Data records for software interfaces:
=== Begin Enclosure ===

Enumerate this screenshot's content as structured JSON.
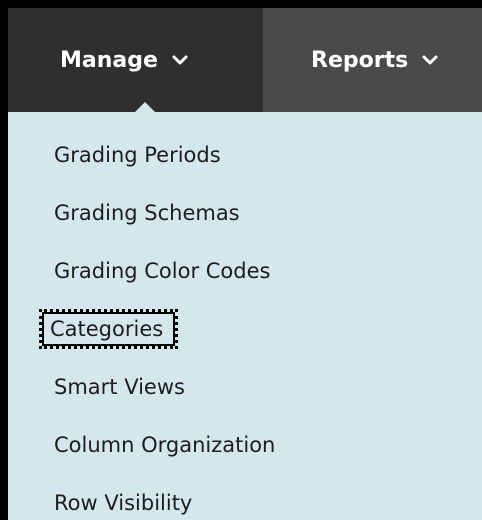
{
  "nav": {
    "tabs": [
      {
        "label": "Manage",
        "icon": "chevron-down-icon",
        "active": true
      },
      {
        "label": "Reports",
        "icon": "chevron-down-icon",
        "active": false
      }
    ]
  },
  "menu": {
    "items": [
      {
        "label": "Grading Periods"
      },
      {
        "label": "Grading Schemas"
      },
      {
        "label": "Grading Color Codes"
      },
      {
        "label": "Categories",
        "focused": true
      },
      {
        "label": "Smart Views"
      },
      {
        "label": "Column Organization"
      },
      {
        "label": "Row Visibility"
      }
    ]
  },
  "colors": {
    "nav_background": "#4a4a4a",
    "active_tab": "#2f2f2f",
    "menu_background": "#d3e7ec",
    "text": "#1d1d1d"
  }
}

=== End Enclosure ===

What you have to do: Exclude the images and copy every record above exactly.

Result:
Enumerate this screenshot's content as structured JSON.
{
  "nav": {
    "tabs": [
      {
        "label": "Manage",
        "icon": "chevron-down-icon",
        "active": true
      },
      {
        "label": "Reports",
        "icon": "chevron-down-icon",
        "active": false
      }
    ]
  },
  "menu": {
    "items": [
      {
        "label": "Grading Periods"
      },
      {
        "label": "Grading Schemas"
      },
      {
        "label": "Grading Color Codes"
      },
      {
        "label": "Categories",
        "focused": true
      },
      {
        "label": "Smart Views"
      },
      {
        "label": "Column Organization"
      },
      {
        "label": "Row Visibility"
      }
    ]
  },
  "colors": {
    "nav_background": "#4a4a4a",
    "active_tab": "#2f2f2f",
    "menu_background": "#d3e7ec",
    "text": "#1d1d1d"
  }
}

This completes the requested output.